Below was an article from 1909 which has played a vital role in my novel The Monk’s Curse. It pertains to Ottoman primogeniture – or, the succession or inheritance practices. As to its veracity, I cannot comment, but, whether you are interested in that novel or not is irrelevant. Either way, I have decided to make this accessible to all my readers, not just subscribers to The Sandbox, as I believe that inheritance in the Ottoman culture was a fascinating aspect of the Muslim world which still pervades Western understanding today.
The Strange Practices of Ottoman Primogeniture:
The shocking inheritance practices that still stand tall in the divide between the East and the West, Islam and Christianity, Europe and the Ottoman world.
As the era of Sultan Abdülhamid II comes to a close, we here in the Oxford University’s Faculty of Oriental Studies have undertaken to understand the succession practices that are utilised by the sprawling Ottoman Empire.
At present, His Imperial Majesty, The Sultan Abdülhamid II, Emperor of the Ottomans, Caliph of the Faithful, has been forcibly deposed and replaced by his brother Reshad Efendi as Mehmed V. It is at this moment, after a long, autocratic, and oppressive rule under Abdülhamid II that we analyse how he has been succeeded.
Abdülhamid II has been sultan since 1876, thus presiding over thirty-three long years of decline. His rule has been marked by his autocratic style, despite some modernisation of the Empire. To the layman, it would seem natural that his son would take control of the Sultanate. After all, if His Majesty The King were to die at this moment, English law would dictate that his eldest son, His Royal Highness, George, The Prince of Wales would become the next king. As such, it would be expected for Şehzade Mehmed Selim, Abdülhamid’s eldest son, to become the thirty-fifth Sultan of the Ottoman Empire.

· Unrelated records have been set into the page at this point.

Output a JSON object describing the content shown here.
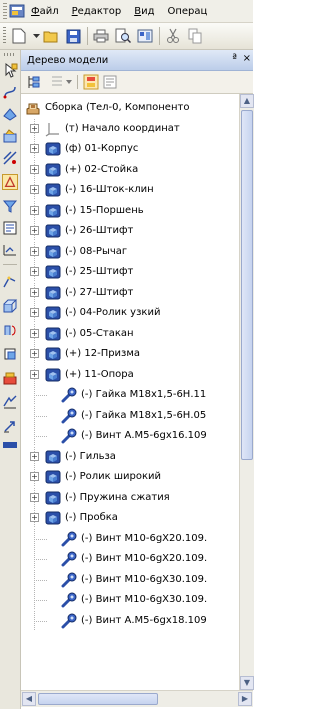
{
  "menubar": {
    "items": [
      {
        "label": "Файл",
        "mnemonic": "Ф"
      },
      {
        "label": "Редактор",
        "mnemonic": "Р"
      },
      {
        "label": "Вид",
        "mnemonic": "В"
      },
      {
        "label": "Операц",
        "mnemonic": ""
      }
    ]
  },
  "panel": {
    "title": "Дерево модели",
    "pin": "ª",
    "close": "×"
  },
  "tree": {
    "items": [
      {
        "label": "Сборка (Тел-0, Компоненто",
        "icon": "assembly-icon",
        "expander": "",
        "level": 0
      },
      {
        "label": "(т) Начало координат",
        "icon": "origin-icon",
        "expander": "+",
        "level": 1
      },
      {
        "label": "(ф) 01-Корпус",
        "icon": "part-icon",
        "expander": "+",
        "level": 1
      },
      {
        "label": "(+) 02-Стойка",
        "icon": "part-icon",
        "expander": "+",
        "level": 1
      },
      {
        "label": "(-) 16-Шток-клин",
        "icon": "part-icon",
        "expander": "+",
        "level": 1
      },
      {
        "label": "(-) 15-Поршень",
        "icon": "part-icon",
        "expander": "+",
        "level": 1
      },
      {
        "label": "(-) 26-Штифт",
        "icon": "part-icon",
        "expander": "+",
        "level": 1
      },
      {
        "label": "(-) 08-Рычаг",
        "icon": "part-icon",
        "expander": "+",
        "level": 1
      },
      {
        "label": "(-) 25-Штифт",
        "icon": "part-icon",
        "expander": "+",
        "level": 1
      },
      {
        "label": "(-) 27-Штифт",
        "icon": "part-icon",
        "expander": "+",
        "level": 1
      },
      {
        "label": "(-) 04-Ролик узкий",
        "icon": "part-icon",
        "expander": "+",
        "level": 1
      },
      {
        "label": "(-) 05-Стакан",
        "icon": "part-icon",
        "expander": "+",
        "level": 1
      },
      {
        "label": "(+) 12-Призма",
        "icon": "part-icon",
        "expander": "+",
        "level": 1
      },
      {
        "label": "(+) 11-Опора",
        "icon": "part-icon",
        "expander": "+",
        "level": 1
      },
      {
        "label": "(-) Гайка М18х1,5-6Н.11",
        "icon": "fastener-icon",
        "expander": "",
        "level": 1
      },
      {
        "label": "(-) Гайка М18х1,5-6Н.05",
        "icon": "fastener-icon",
        "expander": "",
        "level": 1
      },
      {
        "label": "(-) Винт А.М5-6gx16.109",
        "icon": "fastener-icon",
        "expander": "",
        "level": 1
      },
      {
        "label": "(-) Гильза",
        "icon": "part-icon",
        "expander": "+",
        "level": 1
      },
      {
        "label": "(-) Ролик широкий",
        "icon": "part-icon",
        "expander": "+",
        "level": 1
      },
      {
        "label": "(-) Пружина сжатия",
        "icon": "part-icon",
        "expander": "+",
        "level": 1
      },
      {
        "label": "(-) Пробка",
        "icon": "part-icon",
        "expander": "+",
        "level": 1
      },
      {
        "label": "(-) Винт М10-6gX20.109.",
        "icon": "fastener-icon",
        "expander": "",
        "level": 1
      },
      {
        "label": "(-) Винт М10-6gX20.109.",
        "icon": "fastener-icon",
        "expander": "",
        "level": 1
      },
      {
        "label": "(-) Винт М10-6gX30.109.",
        "icon": "fastener-icon",
        "expander": "",
        "level": 1
      },
      {
        "label": "(-) Винт М10-6gX30.109.",
        "icon": "fastener-icon",
        "expander": "",
        "level": 1
      },
      {
        "label": "(-) Винт А.М5-6gx18.109",
        "icon": "fastener-icon",
        "expander": "",
        "level": 1
      }
    ]
  },
  "colors": {
    "accent": "#c79a2d",
    "part_blue": "#2b4fa8",
    "header_blue": "#bccde9"
  }
}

A scholar of the Orientals, and more specifically of the Ottomans, would recognise this to be false for the Ottomans follow what is called succession based on agnatic seniority. This would effectively mean that the eldest male in the entire dynasty would succeed the previous Sultan. This also meant that no women could ever ascend the throne as Empress in her own right. As such, Reshad Efendi’s ascendance of the throne is most proper in accordance with Ottoman succession practice.

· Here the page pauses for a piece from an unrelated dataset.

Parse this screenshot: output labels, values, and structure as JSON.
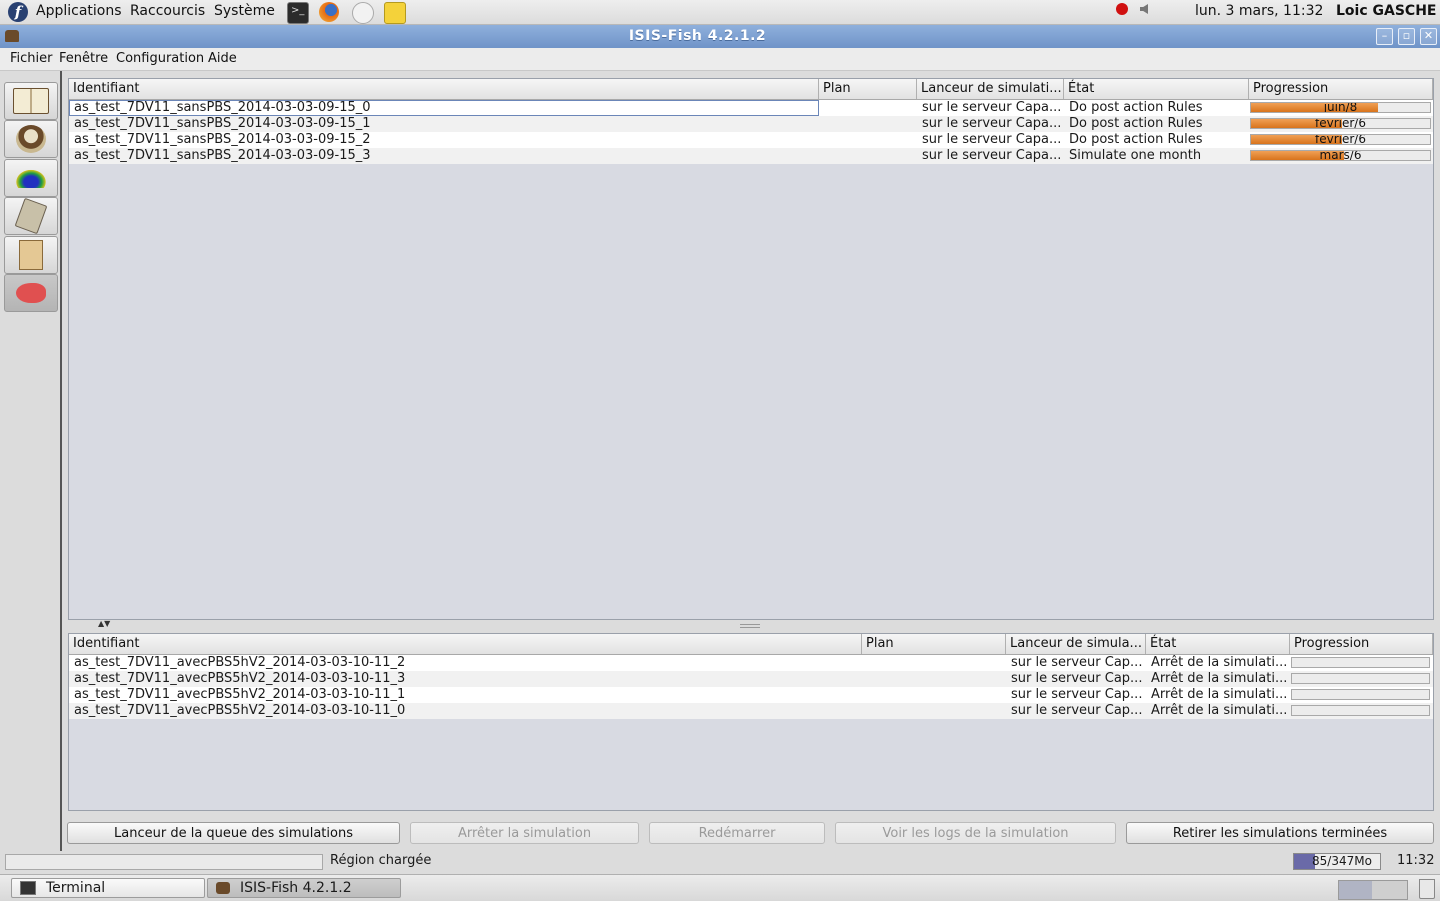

Interestingly enough, this has not always been the case. In fact, this is where the Ottoman Empire differs more substantially to other European monarchies. Most European monarchies have laws in place which dictate succession practices. In contrast, the autocratic style of the Ottomans has ensured that no such fixed law was ever enforced. As such, it was the practice between the fourteenth and the late sixteenth centuries for brothers to fight to the death to succeed their recently deceased or deposed father – survival of the fittest if you will. Later, politics shifted to the harems of the Sultans and the consort who achieved seniority as Chief Consort, or Haseki Sultan, would secure her son’s place as heir apparent. However, such practices often led to fratricide and deep familial divisions. As such, succession by agnatic seniority proved most useful for the Ottomans, eliminating fratricide – mostly – as well as the role of women of the court in politics.
Now, the East (the Ottomans) and the West (Europe and the Americas) have always had matters over which no agreement could be achieved. The succession practices are one such issue. In Britain, it is accepted, generally, for a woman to ascend the throne if no other alternative is available. This is what led to the ascendancy of Her Majesty Queen Victoria. The Ottomans have effectively prevented this from happening. Other matters of disagreement pertain to the ruling style of the Sultans – something most characteristic of Abdülhamid’s rule – being autocratic. The West, in moving more toward democracy, frowns upon such methods of governance. Furthermore, the secularism which the Ottomans lack is most pronounced and highly unfavourable to Western nations. Considering His Majesty’s position as head of the Church of England as well as the high Catholic presence in continental Europe, this European attitude can be seen as most hypocritical. It is nevertheless a view that is held firmly. The West vehemently oppose ‘the sick man of Europe’s’ (the Ottoman Empire’s) position at the forefront of the Islamic world, as well as the Sultan’s position as Caliph of Islam.
With so much disagreement, it is thus the hope that the new Sultan will provide some much-needed reform especially after the long and dark shadow which his brother has cast over the entire civilised world for over three decades.
Contributors: Nathaniel John Morrison, Jonathan Humphreys, David Henry Mortimer.